Written for The Collective Review, 24 July 2009
So why do critics bother compiling advance Pick of the Fringe Programme lists at all?
The socially acceptable reason is to provide Fringe patrons with navigation points. The programme’s Theatre section contains hundreds of shows, each one summed up in maybe twenty words. That makes it difficult to sift the diamonds from the dross, especially when many of the shows are world premieres and many of the companies newly formed. Between them, the critics have thousands of hours of expertise, which better qualifies them to judge which shows are worth your time.
Fair enough: it’s part of a critic’s function to make value judgements based on their experience (though whether it’s their primary function is a topic for another time). But letting the experts think for you is at odds with the spirit of the Festival: by all means take their advice, but make sure you also scan the programme for entries that pique your own unique interest, and see a show in a dank hole because the good-looking boy/girl/other handing out flyers winked at you.

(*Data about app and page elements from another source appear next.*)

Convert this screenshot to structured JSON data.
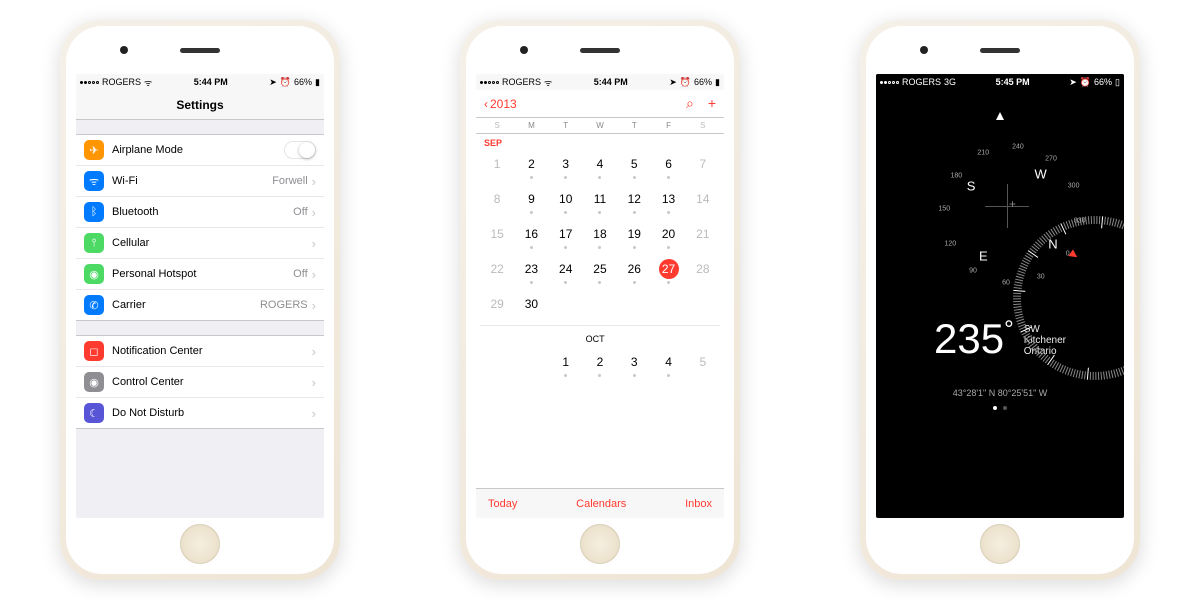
{
  "statusbar": {
    "carrier": "ROGERS",
    "carrier_tech": "3G",
    "time_1": "5:44 PM",
    "time_2": "5:45 PM",
    "battery": "66%"
  },
  "settings": {
    "title": "Settings",
    "group1": [
      {
        "icon": "airplane",
        "color": "ic-orange",
        "glyph": "✈",
        "label": "Airplane Mode",
        "value": "",
        "toggle": true
      },
      {
        "icon": "wifi",
        "color": "ic-blue",
        "glyph": "ᯤ",
        "label": "Wi-Fi",
        "value": "Forwell"
      },
      {
        "icon": "bluetooth",
        "color": "ic-blue",
        "glyph": "ᛒ",
        "label": "Bluetooth",
        "value": "Off"
      },
      {
        "icon": "cellular",
        "color": "ic-green",
        "glyph": "⫯",
        "label": "Cellular",
        "value": ""
      },
      {
        "icon": "hotspot",
        "color": "ic-green",
        "glyph": "◉",
        "label": "Personal Hotspot",
        "value": "Off"
      },
      {
        "icon": "carrier",
        "color": "ic-blue",
        "glyph": "✆",
        "label": "Carrier",
        "value": "ROGERS"
      }
    ],
    "group2": [
      {
        "icon": "notification",
        "color": "ic-red",
        "glyph": "◻",
        "label": "Notification Center",
        "value": ""
      },
      {
        "icon": "control",
        "color": "ic-gray",
        "glyph": "◉",
        "label": "Control Center",
        "value": ""
      },
      {
        "icon": "dnd",
        "color": "ic-purple",
        "glyph": "☾",
        "label": "Do Not Disturb",
        "value": ""
      }
    ]
  },
  "calendar": {
    "back": "2013",
    "dow": [
      "S",
      "M",
      "T",
      "W",
      "T",
      "F",
      "S"
    ],
    "month": "SEP",
    "weeks": [
      [
        {
          "n": "1",
          "w": true
        },
        {
          "n": "2",
          "d": true
        },
        {
          "n": "3",
          "d": true
        },
        {
          "n": "4",
          "d": true
        },
        {
          "n": "5",
          "d": true
        },
        {
          "n": "6",
          "d": true
        },
        {
          "n": "7",
          "w": true
        }
      ],
      [
        {
          "n": "8",
          "w": true
        },
        {
          "n": "9",
          "d": true
        },
        {
          "n": "10",
          "d": true
        },
        {
          "n": "11",
          "d": true
        },
        {
          "n": "12",
          "d": true
        },
        {
          "n": "13",
          "d": true
        },
        {
          "n": "14",
          "w": true
        }
      ],
      [
        {
          "n": "15",
          "w": true
        },
        {
          "n": "16",
          "d": true
        },
        {
          "n": "17",
          "d": true
        },
        {
          "n": "18",
          "d": true
        },
        {
          "n": "19",
          "d": true
        },
        {
          "n": "20",
          "d": true
        },
        {
          "n": "21",
          "w": true
        }
      ],
      [
        {
          "n": "22",
          "w": true
        },
        {
          "n": "23",
          "d": true
        },
        {
          "n": "24",
          "d": true
        },
        {
          "n": "25",
          "d": true
        },
        {
          "n": "26",
          "d": true
        },
        {
          "n": "27",
          "d": true,
          "today": true
        },
        {
          "n": "28",
          "w": true
        }
      ],
      [
        {
          "n": "29",
          "w": true
        },
        {
          "n": "30"
        },
        {
          "n": ""
        },
        {
          "n": ""
        },
        {
          "n": ""
        },
        {
          "n": ""
        },
        {
          "n": ""
        }
      ]
    ],
    "next_month": "OCT",
    "oct_week": [
      {
        "n": ""
      },
      {
        "n": ""
      },
      {
        "n": "1",
        "d": true
      },
      {
        "n": "2",
        "d": true
      },
      {
        "n": "3",
        "d": true
      },
      {
        "n": "4",
        "d": true
      },
      {
        "n": "5",
        "w": true
      }
    ],
    "toolbar": {
      "today": "Today",
      "cal": "Calendars",
      "inbox": "Inbox"
    }
  },
  "compass": {
    "cardinals": {
      "N": "N",
      "E": "E",
      "S": "S",
      "W": "W"
    },
    "degree_labels": [
      "0",
      "30",
      "60",
      "90",
      "120",
      "150",
      "180",
      "210",
      "240",
      "270",
      "300",
      "330"
    ],
    "heading": "235",
    "heading_dir": "SW",
    "city": "Kitchener",
    "region": "Ontario",
    "coords": "43°28'1\" N  80°25'51\" W"
  }
}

The less noble reason behind the recommendation list is self- (or employer-) aggrandisement. Every critic wants to be the one that predicted this year’s surprise hit, to be seen to know their onions, to be perspicacious, to be near-supernaturally foresighted. Come September, we all wish we could write the I Told You So column, because it’s our job to state opinions, and having those opinions proved right is confirmation that we’re good at our job.
Unfortunately, it’s a futile aspiration. Singling out a show from a field of hundreds in a national newspaper or magazine immediately disqualifies that show from the longlist for Surprise Hit of the Fringe; even if one of the shows you nominate does unexpectedly well, it isn’t a surprise, because a critic in a national newspaper or magazine predicted it a month before the Festival opened. Another show, even one that proves less successful, will pick up the Surprise Hit title, because no one saw it coming.
Perhaps all the critics should hand their predictions in sealed envelopes to an independent adjudicator within a week of the programme being released, so we can have our I Told You So moments without unintentionally influencing the results. Or perhaps everyone should admit that the Festival’s power to surprise is one of its greatest assets, and second-guessing what’s coming defuses that power.
Prediction lists make a story of the critic (“Critic X told you Show Y would be big!”) and steal focus from the real story (“Show Y proves unexpectedly big!”). Reporting news before it happens is, whether consciously or unconsciously, an attempt to influence the news. So how about we all wait until curtain up and report the news as it happens?